During the election campaign, President Aziz called on voters to give the UPR an overwhelming majority so as to continue Government’s development projects and programmes. The Democratic Opposition's Electoral Alliance (Ceod), which groups "radical" opposition parties, accused the Government of organizational problems and "massive fraud", an allegation that the Government denied. The observer mission from the African Union stated the problems did not affect the credibility of the elections.

Note 1:
The statutory number increased from 147 to 157 in accordance with the organic law adopted by the National Assembly in January 2018. It includes 4 seats reserved for Mauritanians abroad (1 seat each for Africa, Asia, Europe and America).

Note 2:
The FNDU, which boycotted the previous elections in 2013, is made up of several political parties—including the Rally of Democratic Forces (RFD, led by Ahmed Ould Daddah), the Democratic Convergence (CD), SAWAB and the National Union for Democratic Change (UNAD)—as well as civil society organizations, trade unions and independent persons.
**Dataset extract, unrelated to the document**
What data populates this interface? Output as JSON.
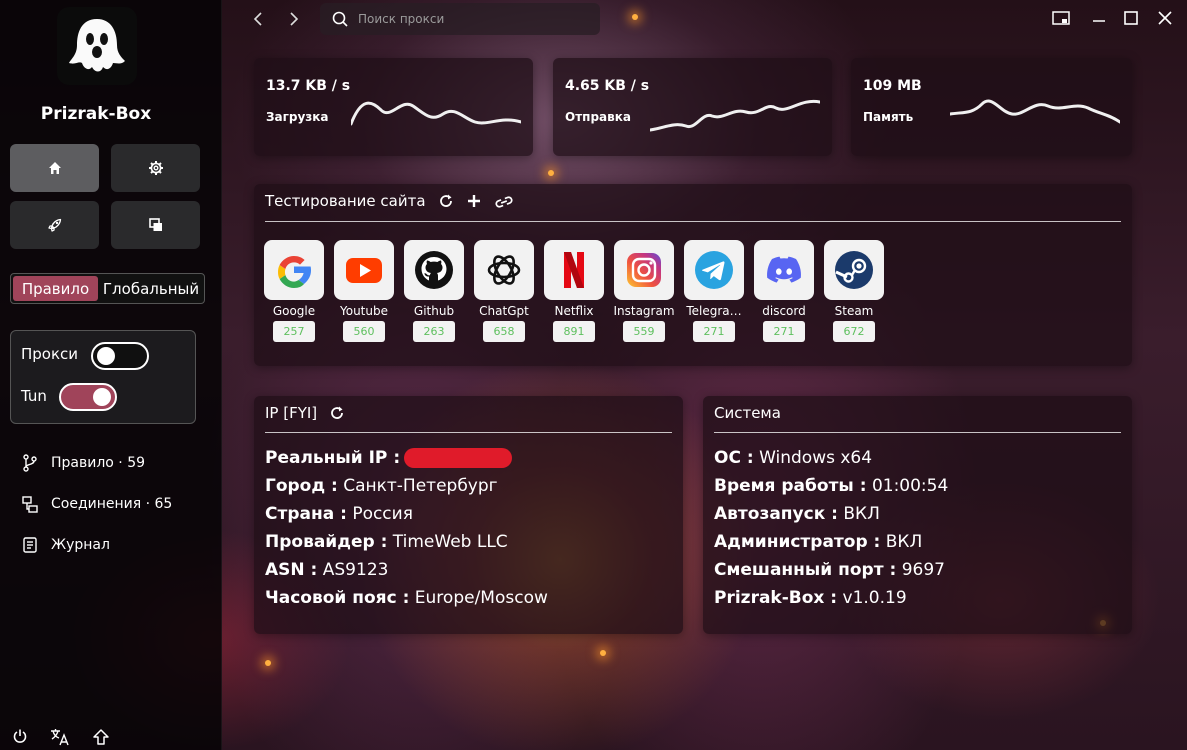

Note 3:
President Aziz had announced the referendum on abolition of the Senate in May 2016, stating that the Senate slowed down the law making process. In March 2017, the National Assembly adopted constitutional amendments including the abolition of the Senate, which the Senate rejected. Opposition groups strongly opposed the proposed constitutional amendments, arguing that they would remove crucial checks on power and pave the way for President Aziz to run for a third term in 2019.
In August 2017, 53.75% of nearly 1.4 million registered voters turned out at the referendum. Over 85% of them approved the constitutional amendments including the abolition of the Senate. The power of the Senate was transferred to the National Assembly after the President signed into law the amendments later in the same month.
The Senate, which had been elected in 2007, was due to be renewed by one-third in 2009, 2011 and 2013 but indirect elections were successively delayed. Although the Constitutional Court ordered the full renewal of the Senate in 2016, Senate elections were not held before its abolition in 2017.
National Assembly (10.10.2018, 14.10.2018)
L'agence Mauritanienne d'information (AMI)
Women Directly Elected

New legislature

Total number of men after the election The total number of male parliamentarians in this parliament/chamber following the election or renewal, regardless of their modes of designation.
Total number of women after the election The total number of female parliamentarians in this parliament/chamber following the election or renewal, regardless of their modes of designation.
Date of the first session The date when the newly elected parliament/chamber was convened for the first time. It may be different from the date when members were sworn in.
First Speaker of the new legislature
First Speaker of the new legislature First name of the Speaker of the new legislature following the election or renewal.
Cheikh Ould Baya (Male)
Political party
Union for the Republic (UPR)
Date of election